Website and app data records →
◇ ◇ ◇ ◇ ◇

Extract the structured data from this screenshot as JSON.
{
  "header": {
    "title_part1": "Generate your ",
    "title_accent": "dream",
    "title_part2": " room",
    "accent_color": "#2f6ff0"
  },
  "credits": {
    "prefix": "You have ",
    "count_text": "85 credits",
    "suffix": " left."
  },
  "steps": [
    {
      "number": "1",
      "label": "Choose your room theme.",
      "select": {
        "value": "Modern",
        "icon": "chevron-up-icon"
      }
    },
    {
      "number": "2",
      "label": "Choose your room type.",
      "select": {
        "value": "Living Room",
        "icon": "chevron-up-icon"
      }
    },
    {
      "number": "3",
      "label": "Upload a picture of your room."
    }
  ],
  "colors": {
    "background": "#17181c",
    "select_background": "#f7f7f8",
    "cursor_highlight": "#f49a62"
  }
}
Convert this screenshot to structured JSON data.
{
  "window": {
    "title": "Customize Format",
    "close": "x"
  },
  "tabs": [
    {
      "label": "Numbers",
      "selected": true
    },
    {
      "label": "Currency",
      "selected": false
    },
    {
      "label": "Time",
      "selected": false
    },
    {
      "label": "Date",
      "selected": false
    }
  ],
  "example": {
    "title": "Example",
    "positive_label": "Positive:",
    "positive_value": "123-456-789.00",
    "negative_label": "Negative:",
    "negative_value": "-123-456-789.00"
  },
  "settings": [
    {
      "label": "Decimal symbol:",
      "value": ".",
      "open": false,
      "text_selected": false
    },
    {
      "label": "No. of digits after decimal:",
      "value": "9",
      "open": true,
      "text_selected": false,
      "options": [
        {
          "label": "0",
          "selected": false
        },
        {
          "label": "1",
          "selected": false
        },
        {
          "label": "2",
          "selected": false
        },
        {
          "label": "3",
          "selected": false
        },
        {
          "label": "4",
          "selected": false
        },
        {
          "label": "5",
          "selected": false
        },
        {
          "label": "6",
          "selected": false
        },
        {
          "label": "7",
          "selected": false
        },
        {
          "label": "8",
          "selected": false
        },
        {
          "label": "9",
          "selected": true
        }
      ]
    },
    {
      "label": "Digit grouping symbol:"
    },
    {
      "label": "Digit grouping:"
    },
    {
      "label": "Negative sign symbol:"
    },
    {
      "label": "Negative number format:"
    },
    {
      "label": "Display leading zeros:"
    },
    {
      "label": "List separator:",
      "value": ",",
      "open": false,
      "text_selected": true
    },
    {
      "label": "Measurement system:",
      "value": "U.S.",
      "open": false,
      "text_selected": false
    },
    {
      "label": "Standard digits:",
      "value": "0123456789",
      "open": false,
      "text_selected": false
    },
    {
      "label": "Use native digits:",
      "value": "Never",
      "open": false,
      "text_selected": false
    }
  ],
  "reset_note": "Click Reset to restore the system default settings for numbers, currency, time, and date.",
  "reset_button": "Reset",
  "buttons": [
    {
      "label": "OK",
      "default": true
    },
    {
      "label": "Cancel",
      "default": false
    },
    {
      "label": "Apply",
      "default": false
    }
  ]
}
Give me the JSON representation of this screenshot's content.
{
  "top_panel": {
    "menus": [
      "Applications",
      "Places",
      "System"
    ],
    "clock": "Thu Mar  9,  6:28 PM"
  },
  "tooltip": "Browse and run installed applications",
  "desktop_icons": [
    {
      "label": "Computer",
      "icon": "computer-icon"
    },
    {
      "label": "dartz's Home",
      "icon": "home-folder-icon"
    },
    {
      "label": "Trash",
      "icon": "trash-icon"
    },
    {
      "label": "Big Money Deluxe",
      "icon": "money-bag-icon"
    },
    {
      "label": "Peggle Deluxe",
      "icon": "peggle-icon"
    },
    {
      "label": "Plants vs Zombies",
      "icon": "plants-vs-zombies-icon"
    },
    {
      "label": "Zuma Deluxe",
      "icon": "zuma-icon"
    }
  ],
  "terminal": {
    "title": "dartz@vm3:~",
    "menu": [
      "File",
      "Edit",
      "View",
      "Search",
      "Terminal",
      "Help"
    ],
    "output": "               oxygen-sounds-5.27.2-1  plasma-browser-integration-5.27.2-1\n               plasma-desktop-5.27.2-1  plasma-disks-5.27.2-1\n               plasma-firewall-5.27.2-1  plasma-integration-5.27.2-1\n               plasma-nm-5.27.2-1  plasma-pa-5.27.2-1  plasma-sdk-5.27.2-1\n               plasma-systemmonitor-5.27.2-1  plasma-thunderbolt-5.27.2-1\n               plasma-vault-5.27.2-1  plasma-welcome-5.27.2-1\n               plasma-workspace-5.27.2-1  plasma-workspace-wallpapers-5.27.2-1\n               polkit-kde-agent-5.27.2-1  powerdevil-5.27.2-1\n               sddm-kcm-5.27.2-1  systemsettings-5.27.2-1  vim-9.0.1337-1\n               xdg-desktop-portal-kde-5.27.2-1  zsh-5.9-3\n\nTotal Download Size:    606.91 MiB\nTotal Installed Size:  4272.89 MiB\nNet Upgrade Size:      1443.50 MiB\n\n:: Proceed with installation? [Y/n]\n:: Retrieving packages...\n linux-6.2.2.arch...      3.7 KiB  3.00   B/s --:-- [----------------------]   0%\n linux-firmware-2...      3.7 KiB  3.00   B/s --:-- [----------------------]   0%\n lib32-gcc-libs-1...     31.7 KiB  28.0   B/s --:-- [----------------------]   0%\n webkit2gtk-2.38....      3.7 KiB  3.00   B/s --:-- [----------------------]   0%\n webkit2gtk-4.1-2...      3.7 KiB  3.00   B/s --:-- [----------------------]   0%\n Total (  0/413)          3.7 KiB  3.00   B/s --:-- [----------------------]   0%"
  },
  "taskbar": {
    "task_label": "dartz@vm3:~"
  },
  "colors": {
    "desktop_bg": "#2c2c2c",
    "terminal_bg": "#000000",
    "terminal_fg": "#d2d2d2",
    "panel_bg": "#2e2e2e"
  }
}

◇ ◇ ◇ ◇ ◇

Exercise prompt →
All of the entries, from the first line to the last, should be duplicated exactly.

Written answer →
Extract the structured data from this screenshot as JSON.
{
  "header": {
    "title_part1": "Generate your ",
    "title_accent": "dream",
    "title_part2": " room",
    "accent_color": "#2f6ff0"
  },
  "credits": {
    "prefix": "You have ",
    "count_text": "85 credits",
    "suffix": " left."
  },
  "steps": [
    {
      "number": "1",
      "label": "Choose your room theme.",
      "select": {
        "value": "Modern",
        "icon": "chevron-up-icon"
      }
    },
    {
      "number": "2",
      "label": "Choose your room type.",
      "select": {
        "value": "Living Room",
        "icon": "chevron-up-icon"
      }
    },
    {
      "number": "3",
      "label": "Upload a picture of your room."
    }
  ],
  "colors": {
    "background": "#17181c",
    "select_background": "#f7f7f8",
    "cursor_highlight": "#f49a62"
  }
}
Convert this screenshot to structured JSON data.
{
  "window": {
    "title": "Customize Format",
    "close": "x"
  },
  "tabs": [
    {
      "label": "Numbers",
      "selected": true
    },
    {
      "label": "Currency",
      "selected": false
    },
    {
      "label": "Time",
      "selected": false
    },
    {
      "label": "Date",
      "selected": false
    }
  ],
  "example": {
    "title": "Example",
    "positive_label": "Positive:",
    "positive_value": "123-456-789.00",
    "negative_label": "Negative:",
    "negative_value": "-123-456-789.00"
  },
  "settings": [
    {
      "label": "Decimal symbol:",
      "value": ".",
      "open": false,
      "text_selected": false
    },
    {
      "label": "No. of digits after decimal:",
      "value": "9",
      "open": true,
      "text_selected": false,
      "options": [
        {
          "label": "0",
          "selected": false
        },
        {
          "label": "1",
          "selected": false
        },
        {
          "label": "2",
          "selected": false
        },
        {
          "label": "3",
          "selected": false
        },
        {
          "label": "4",
          "selected": false
        },
        {
          "label": "5",
          "selected": false
        },
        {
          "label": "6",
          "selected": false
        },
        {
          "label": "7",
          "selected": false
        },
        {
          "label": "8",
          "selected": false
        },
        {
          "label": "9",
          "selected": true
        }
      ]
    },
    {
      "label": "Digit grouping symbol:"
    },
    {
      "label": "Digit grouping:"
    },
    {
      "label": "Negative sign symbol:"
    },
    {
      "label": "Negative number format:"
    },
    {
      "label": "Display leading zeros:"
    },
    {
      "label": "List separator:",
      "value": ",",
      "open": false,
      "text_selected": true
    },
    {
      "label": "Measurement system:",
      "value": "U.S.",
      "open": false,
      "text_selected": false
    },
    {
      "label": "Standard digits:",
      "value": "0123456789",
      "open": false,
      "text_selected": false
    },
    {
      "label": "Use native digits:",
      "value": "Never",
      "open": false,
      "text_selected": false
    }
  ],
  "reset_note": "Click Reset to restore the system default settings for numbers, currency, time, and date.",
  "reset_button": "Reset",
  "buttons": [
    {
      "label": "OK",
      "default": true
    },
    {
      "label": "Cancel",
      "default": false
    },
    {
      "label": "Apply",
      "default": false
    }
  ]
}
Give me the JSON representation of this screenshot's content.
{
  "top_panel": {
    "menus": [
      "Applications",
      "Places",
      "System"
    ],
    "clock": "Thu Mar  9,  6:28 PM"
  },
  "tooltip": "Browse and run installed applications",
  "desktop_icons": [
    {
      "label": "Computer",
      "icon": "computer-icon"
    },
    {
      "label": "dartz's Home",
      "icon": "home-folder-icon"
    },
    {
      "label": "Trash",
      "icon": "trash-icon"
    },
    {
      "label": "Big Money Deluxe",
      "icon": "money-bag-icon"
    },
    {
      "label": "Peggle Deluxe",
      "icon": "peggle-icon"
    },
    {
      "label": "Plants vs Zombies",
      "icon": "plants-vs-zombies-icon"
    },
    {
      "label": "Zuma Deluxe",
      "icon": "zuma-icon"
    }
  ],
  "terminal": {
    "title": "dartz@vm3:~",
    "menu": [
      "File",
      "Edit",
      "View",
      "Search",
      "Terminal",
      "Help"
    ],
    "output": "               oxygen-sounds-5.27.2-1  plasma-browser-integration-5.27.2-1\n               plasma-desktop-5.27.2-1  plasma-disks-5.27.2-1\n               plasma-firewall-5.27.2-1  plasma-integration-5.27.2-1\n               plasma-nm-5.27.2-1  plasma-pa-5.27.2-1  plasma-sdk-5.27.2-1\n               plasma-systemmonitor-5.27.2-1  plasma-thunderbolt-5.27.2-1\n               plasma-vault-5.27.2-1  plasma-welcome-5.27.2-1\n               plasma-workspace-5.27.2-1  plasma-workspace-wallpapers-5.27.2-1\n               polkit-kde-agent-5.27.2-1  powerdevil-5.27.2-1\n               sddm-kcm-5.27.2-1  systemsettings-5.27.2-1  vim-9.0.1337-1\n               xdg-desktop-portal-kde-5.27.2-1  zsh-5.9-3\n\nTotal Download Size:    606.91 MiB\nTotal Installed Size:  4272.89 MiB\nNet Upgrade Size:      1443.50 MiB\n\n:: Proceed with installation? [Y/n]\n:: Retrieving packages...\n linux-6.2.2.arch...      3.7 KiB  3.00   B/s --:-- [----------------------]   0%\n linux-firmware-2...      3.7 KiB  3.00   B/s --:-- [----------------------]   0%\n lib32-gcc-libs-1...     31.7 KiB  28.0   B/s --:-- [----------------------]   0%\n webkit2gtk-2.38....      3.7 KiB  3.00   B/s --:-- [----------------------]   0%\n webkit2gtk-4.1-2...      3.7 KiB  3.00   B/s --:-- [----------------------]   0%\n Total (  0/413)          3.7 KiB  3.00   B/s --:-- [----------------------]   0%"
  },
  "taskbar": {
    "task_label": "dartz@vm3:~"
  },
  "colors": {
    "desktop_bg": "#2c2c2c",
    "terminal_bg": "#000000",
    "terminal_fg": "#d2d2d2",
    "panel_bg": "#2e2e2e"
  }
}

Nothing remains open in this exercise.